News Digests to Keep Up With News
Aug. 15, 2017
With todayâs constant whirlwind pace of life, itâs getting more and more difficult to take the time to stay informed with whatâs happening in the world around us. We want all of our Concorde students, faculty and associates to always be well-informed, especially where health care information is concerned.
Thereâs a lot going on, and keeping up to date on current events can be a full-time job. With that in mind, we thought weâd offer some helpful suggestions on how to keep updated on health care information and news happening around the rest of the world. The website, Lifehacker, recently offered up, âHow Can I Keep Up on News When I Donât Have a Lot of Time?â
Keeping up with health care information and other news
RSS readers are great for people who have the time to go through them, but theyâre not that good for just getting a summary of world news. Thankfully, there are some great options for keeping up with news and health care information without spending a lot of time.
Find a daily summary you like
Most news outlets have an hourly summary they run throughout the day that includes all of the most important news jammed into a quick, 5-10-minute slot. This is a great way to easily catch up on everything you miss.
A few bulletin services that always offer up-to-date news summaries include:

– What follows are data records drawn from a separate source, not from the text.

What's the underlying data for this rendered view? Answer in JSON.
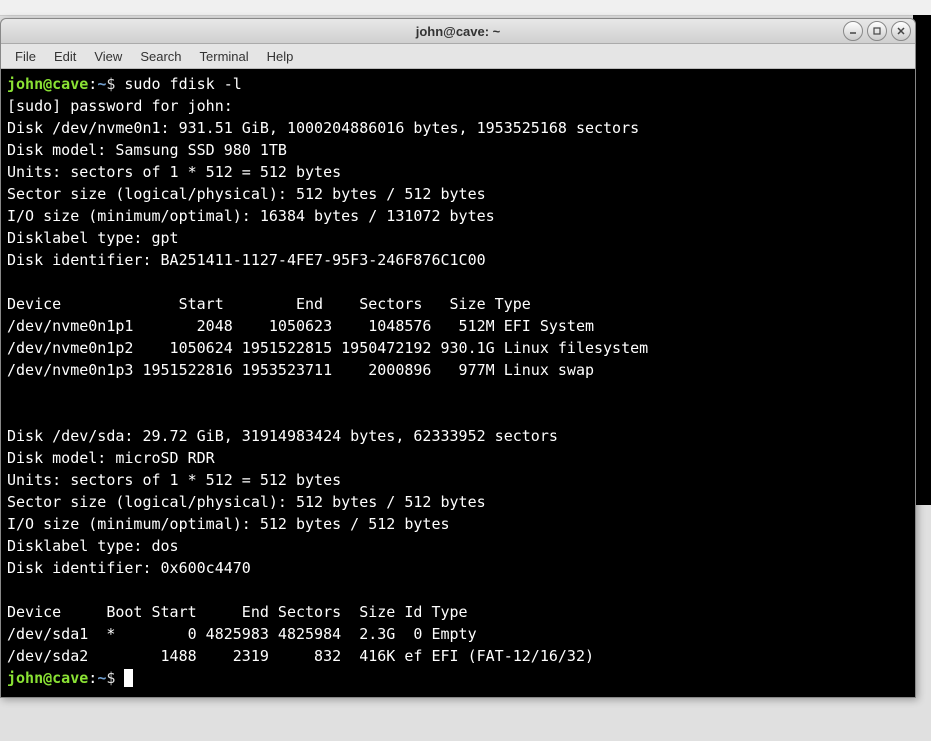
{
  "window": {
    "title": "john@cave: ~"
  },
  "menubar": {
    "file": "File",
    "edit": "Edit",
    "view": "View",
    "search": "Search",
    "terminal": "Terminal",
    "help": "Help"
  },
  "prompt": {
    "user": "john",
    "at": "@",
    "host": "cave",
    "colon": ":",
    "path": "~",
    "dollar": "$ "
  },
  "cmd1": "sudo fdisk -l",
  "out": {
    "sudo_prompt": "[sudo] password for john:",
    "d1_line1": "Disk /dev/nvme0n1: 931.51 GiB, 1000204886016 bytes, 1953525168 sectors",
    "d1_line2": "Disk model: Samsung SSD 980 1TB",
    "d1_line3": "Units: sectors of 1 * 512 = 512 bytes",
    "d1_line4": "Sector size (logical/physical): 512 bytes / 512 bytes",
    "d1_line5": "I/O size (minimum/optimal): 16384 bytes / 131072 bytes",
    "d1_line6": "Disklabel type: gpt",
    "d1_line7": "Disk identifier: BA251411-1127-4FE7-95F3-246F876C1C00",
    "d1_hdr": "Device             Start        End    Sectors   Size Type",
    "d1_p1": "/dev/nvme0n1p1       2048    1050623    1048576   512M EFI System",
    "d1_p2": "/dev/nvme0n1p2    1050624 1951522815 1950472192 930.1G Linux filesystem",
    "d1_p3": "/dev/nvme0n1p3 1951522816 1953523711    2000896   977M Linux swap",
    "d2_line1": "Disk /dev/sda: 29.72 GiB, 31914983424 bytes, 62333952 sectors",
    "d2_line2": "Disk model: microSD RDR",
    "d2_line3": "Units: sectors of 1 * 512 = 512 bytes",
    "d2_line4": "Sector size (logical/physical): 512 bytes / 512 bytes",
    "d2_line5": "I/O size (minimum/optimal): 512 bytes / 512 bytes",
    "d2_line6": "Disklabel type: dos",
    "d2_line7": "Disk identifier: 0x600c4470",
    "d2_hdr": "Device     Boot Start     End Sectors  Size Id Type",
    "d2_p1": "/dev/sda1  *        0 4825983 4825984  2.3G  0 Empty",
    "d2_p2": "/dev/sda2        1488    2319     832  416K ef EFI (FAT-12/16/32)"
  }
}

- NPRâs Hourly Newscast
- BBCâs hourly bulletin
- ABCâs News Pop
- Foxâs 5 Minute Newscast
These arenât the only options, but they do offer simple, always updating news summaries so you can keep yourself up to date on health care information without spending time digging into it.
Use Wikipedia's Current Events portal
isnât exactly the worldâs most accurate source of health care information or news, it is a surprisingly good way to quickly get a synopsis of whatâs going on in the world.
Use a service that sums up the news for you
If youâre looking for just a quick and easy to read summary of the news in digestible little bits, your smartphone can be a great resource. Circa
condenses all the important news from a ton of different sources and then summarizes the main points. Popular digest-style apps like Flipboard
are also good for this. If an app isnât your thing, Skim That
does the same thing by just sending you a daily email with news summaries.
Curate your social media feeds
Twitter and Facebook are great sources for popular news articles and health care information. They need a little work to make them stable, however.
Just add a handful of news outlets to the list, and periodically check in on that list to see whatâs going on. Facebook doesnât have quite the same filtering ability as Twitter, but when you like a news station, youâre usually shown the biggest, best and most important news stories of the day.
Information overload is usually bad enough as it is, but itâs possible to keep up on the news without overwhelming yourself.